- Responding to customer needs (66% vs. 57%)
- Innovating new products and services (66% vs. 56%)
- Producing/delivering expected results (63% vs. 51%)
Our survey results indicate that businesses with strong cultures tend to drive better business outcomes. It is notable that the majority of senior leaders credit much of their success during the COVID-19 pandemic to culture. They also agreed that top cultural priorities should include recruitment and retention, digitisation, health and safety and collaboration.
It’s also clear from our survey that organisations with a distinctive culture found it easier to maintain performance and pivot if needed during the crisis. On the downside, our survey shows that when culture is not a priority, certain ways of working are not as easy or successful as when culture is prioritised.
Gap in attitudes between senior management and rest of workforce
The data shows that culture has been deprioritised in the eyes of the rest of the workforce. In 2018, 66% of front-line workers believed that culture was more important than strategy or operating model, vs. 46% in 2021.
In South Africa, however, 60% of respondents stated that culture is more important to performance than an organisation’s strategy or operating model.
Similarly, there is a divergence in the way that purpose is viewed by different staff levels, with 77% of senior management stating they feel a personal connection to the company’s purpose in contrast to just 54% for the rest of the workforce. In South Africa 83% of respondents said their organisation has a strong sense of purpose, and 74% said they have a strong connection to their organisation’s purpose.
Attitudes towards diversity, equity and inclusion (DEI) demonstrate the divide most acutely, with the data showing an average 20-point gap between the views of management and everyone else on DEI topics. This gap grows to an average 30-point gap in the US and 35% in Japan. Conversely, there is only an average 10-point gap in India.

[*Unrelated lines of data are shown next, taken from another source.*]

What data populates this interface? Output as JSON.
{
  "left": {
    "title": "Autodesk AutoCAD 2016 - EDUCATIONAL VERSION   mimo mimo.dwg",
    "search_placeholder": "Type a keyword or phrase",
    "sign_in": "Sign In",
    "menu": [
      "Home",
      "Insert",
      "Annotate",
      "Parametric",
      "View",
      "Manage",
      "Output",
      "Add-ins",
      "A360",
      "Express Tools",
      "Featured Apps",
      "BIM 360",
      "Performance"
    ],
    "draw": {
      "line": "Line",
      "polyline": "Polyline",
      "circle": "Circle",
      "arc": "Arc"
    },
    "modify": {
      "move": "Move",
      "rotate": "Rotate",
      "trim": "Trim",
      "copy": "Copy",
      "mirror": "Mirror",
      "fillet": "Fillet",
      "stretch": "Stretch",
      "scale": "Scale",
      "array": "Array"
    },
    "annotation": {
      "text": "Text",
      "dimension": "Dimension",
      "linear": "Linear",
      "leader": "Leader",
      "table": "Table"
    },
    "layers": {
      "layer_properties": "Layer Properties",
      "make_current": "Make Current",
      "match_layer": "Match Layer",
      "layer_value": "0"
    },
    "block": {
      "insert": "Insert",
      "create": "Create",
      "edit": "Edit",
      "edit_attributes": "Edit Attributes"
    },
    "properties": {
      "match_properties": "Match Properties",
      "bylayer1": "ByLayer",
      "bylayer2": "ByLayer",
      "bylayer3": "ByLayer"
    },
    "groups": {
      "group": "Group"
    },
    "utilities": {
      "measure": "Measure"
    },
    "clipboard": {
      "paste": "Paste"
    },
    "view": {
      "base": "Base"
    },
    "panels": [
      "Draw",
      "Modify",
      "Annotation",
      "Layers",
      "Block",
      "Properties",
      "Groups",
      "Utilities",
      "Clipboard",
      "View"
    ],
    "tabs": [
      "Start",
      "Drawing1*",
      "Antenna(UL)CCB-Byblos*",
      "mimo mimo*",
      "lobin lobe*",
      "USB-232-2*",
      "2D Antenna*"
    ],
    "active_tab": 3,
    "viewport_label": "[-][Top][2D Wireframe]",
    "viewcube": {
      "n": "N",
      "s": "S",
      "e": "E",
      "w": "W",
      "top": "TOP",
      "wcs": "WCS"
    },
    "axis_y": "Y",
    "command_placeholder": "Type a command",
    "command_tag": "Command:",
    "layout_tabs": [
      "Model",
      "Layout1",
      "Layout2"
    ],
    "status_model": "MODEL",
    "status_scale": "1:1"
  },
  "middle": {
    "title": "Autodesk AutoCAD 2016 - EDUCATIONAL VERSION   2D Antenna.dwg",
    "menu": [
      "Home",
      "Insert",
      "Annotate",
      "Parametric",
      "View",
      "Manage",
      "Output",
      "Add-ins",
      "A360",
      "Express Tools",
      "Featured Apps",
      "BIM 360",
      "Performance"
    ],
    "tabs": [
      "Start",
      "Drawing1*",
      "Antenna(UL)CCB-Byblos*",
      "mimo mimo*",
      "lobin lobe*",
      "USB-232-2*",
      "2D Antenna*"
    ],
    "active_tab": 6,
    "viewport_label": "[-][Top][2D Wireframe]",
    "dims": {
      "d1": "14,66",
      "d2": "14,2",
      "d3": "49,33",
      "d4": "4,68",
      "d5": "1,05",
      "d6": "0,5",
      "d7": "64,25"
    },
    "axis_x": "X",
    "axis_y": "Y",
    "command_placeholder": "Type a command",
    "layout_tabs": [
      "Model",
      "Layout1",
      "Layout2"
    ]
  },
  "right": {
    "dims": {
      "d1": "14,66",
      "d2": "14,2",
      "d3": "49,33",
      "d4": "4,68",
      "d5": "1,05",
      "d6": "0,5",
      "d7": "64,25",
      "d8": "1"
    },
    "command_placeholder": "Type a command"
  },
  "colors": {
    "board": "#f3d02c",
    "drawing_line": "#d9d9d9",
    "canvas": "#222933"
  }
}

In South Africa, 72% of respondents said that their organisations actively listen to differing voices and perspectives when making major decisions, even if it adds time and complexity. Notwithstanding these positive notes, 41% of South African respondents felt their organisations could do more to improve DEI.
Three-quarters of senior management (71% Global; 72% South Africa) feel that they can be themselves at work, against just 52% of middle management and front-line workers. In the US, 96% of senior management state they can be themselves at work, vs. only 60% of senior management in Japan. 62% of the rest of the US workforce feel comfortable vs. only 19% of ordinary workers in Japan.

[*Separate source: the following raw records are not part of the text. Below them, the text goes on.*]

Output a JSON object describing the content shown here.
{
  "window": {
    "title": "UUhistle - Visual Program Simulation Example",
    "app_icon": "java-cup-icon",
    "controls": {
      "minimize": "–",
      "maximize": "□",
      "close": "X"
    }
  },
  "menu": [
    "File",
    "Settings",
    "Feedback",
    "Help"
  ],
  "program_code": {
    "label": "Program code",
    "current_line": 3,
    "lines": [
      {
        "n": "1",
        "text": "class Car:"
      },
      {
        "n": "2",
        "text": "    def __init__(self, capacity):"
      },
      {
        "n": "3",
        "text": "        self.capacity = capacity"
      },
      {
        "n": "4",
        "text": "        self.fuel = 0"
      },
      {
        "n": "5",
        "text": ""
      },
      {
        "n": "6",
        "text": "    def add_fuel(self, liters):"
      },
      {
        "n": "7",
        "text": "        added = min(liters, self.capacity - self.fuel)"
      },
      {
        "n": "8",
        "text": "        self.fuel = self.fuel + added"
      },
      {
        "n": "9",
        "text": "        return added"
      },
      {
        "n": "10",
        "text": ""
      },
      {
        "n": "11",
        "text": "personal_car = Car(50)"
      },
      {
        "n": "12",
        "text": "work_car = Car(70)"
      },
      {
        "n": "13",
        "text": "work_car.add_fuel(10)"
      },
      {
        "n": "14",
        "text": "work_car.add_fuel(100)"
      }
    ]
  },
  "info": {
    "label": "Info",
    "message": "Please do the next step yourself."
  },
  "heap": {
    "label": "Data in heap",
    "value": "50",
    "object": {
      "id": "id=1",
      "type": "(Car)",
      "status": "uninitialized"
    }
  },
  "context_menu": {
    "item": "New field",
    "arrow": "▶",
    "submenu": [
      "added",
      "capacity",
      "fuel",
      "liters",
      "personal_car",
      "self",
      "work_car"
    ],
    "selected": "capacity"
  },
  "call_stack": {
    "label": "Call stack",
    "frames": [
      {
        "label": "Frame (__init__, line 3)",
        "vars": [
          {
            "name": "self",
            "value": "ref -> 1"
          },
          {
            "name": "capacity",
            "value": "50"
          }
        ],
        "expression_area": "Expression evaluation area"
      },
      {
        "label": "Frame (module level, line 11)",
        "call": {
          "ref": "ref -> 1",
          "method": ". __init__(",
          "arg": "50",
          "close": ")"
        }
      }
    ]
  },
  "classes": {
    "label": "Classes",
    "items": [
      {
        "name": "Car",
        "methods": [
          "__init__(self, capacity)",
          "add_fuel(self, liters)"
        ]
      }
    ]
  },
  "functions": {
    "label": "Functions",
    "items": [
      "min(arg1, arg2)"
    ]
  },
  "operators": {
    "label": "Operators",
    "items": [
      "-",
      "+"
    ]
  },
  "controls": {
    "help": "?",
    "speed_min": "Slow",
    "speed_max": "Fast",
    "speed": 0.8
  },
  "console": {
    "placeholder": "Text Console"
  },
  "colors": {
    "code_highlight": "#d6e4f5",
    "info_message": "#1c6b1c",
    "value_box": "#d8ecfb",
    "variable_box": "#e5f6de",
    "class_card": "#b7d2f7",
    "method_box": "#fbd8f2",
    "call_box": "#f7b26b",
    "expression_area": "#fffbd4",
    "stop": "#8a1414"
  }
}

Similarly, 61% of senior management globally (compared to 63% of senior management in South Africa) believes that their organisation encourages discussion on sensitive and uncomfortable topics, in contrast to 42% of middle management and front-line workers. Here the divide is clearest to see in China, where 70% of senior leaders state they encourage discussion vs. just 31% for the rest of the workforce.

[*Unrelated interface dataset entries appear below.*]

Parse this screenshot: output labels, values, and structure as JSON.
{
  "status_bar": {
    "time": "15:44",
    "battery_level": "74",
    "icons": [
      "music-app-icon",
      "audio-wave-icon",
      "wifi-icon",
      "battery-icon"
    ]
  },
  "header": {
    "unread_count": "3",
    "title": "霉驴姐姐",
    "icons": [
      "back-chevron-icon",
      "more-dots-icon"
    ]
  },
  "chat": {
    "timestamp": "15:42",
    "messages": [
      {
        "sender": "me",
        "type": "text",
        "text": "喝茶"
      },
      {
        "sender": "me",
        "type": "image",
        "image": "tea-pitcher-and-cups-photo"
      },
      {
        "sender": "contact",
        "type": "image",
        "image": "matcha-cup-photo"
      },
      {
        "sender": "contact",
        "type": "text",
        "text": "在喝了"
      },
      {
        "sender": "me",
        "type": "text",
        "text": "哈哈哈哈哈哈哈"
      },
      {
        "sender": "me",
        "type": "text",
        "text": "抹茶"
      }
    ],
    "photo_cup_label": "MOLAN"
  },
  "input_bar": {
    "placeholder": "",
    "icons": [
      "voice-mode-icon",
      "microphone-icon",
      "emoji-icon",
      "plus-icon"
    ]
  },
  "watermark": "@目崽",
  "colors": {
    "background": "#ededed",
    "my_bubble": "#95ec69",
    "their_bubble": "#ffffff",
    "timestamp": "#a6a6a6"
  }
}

Finally, 69% of senior management (South Africa: 78% of senior management) believe that their organisation embraces flexibility and accommodates people with differing needs, vs. 51% (South Africa: 71%) of middle management and front-line workers. In India, however, the spread between senior leaders is lowest with 78% of the workforce believing their company accommodates people with differing needs against 90% of senior management.
Our data shows a widening gap between what leaders say about culture (particularly DEI) and what their people actually experience. It is possible for organisations to close this gap, though. As the past year showed, rapid transformation can be achieved with a targeted focus on a few critical behaviours.
If businesses want to use culture as a competitive advantage, they need to start by taking stock of how their culture is currently helping or hindering their ability to drive business outcomes. They also need to identify what traits and behaviours are most needed to evolve to best support their strategic business goals.
Then start proactively managing culture, which will likely involve building new capabilities to ensure that they’re firing up all the relevant culture enablers — both formal and informal — for their respective organisations.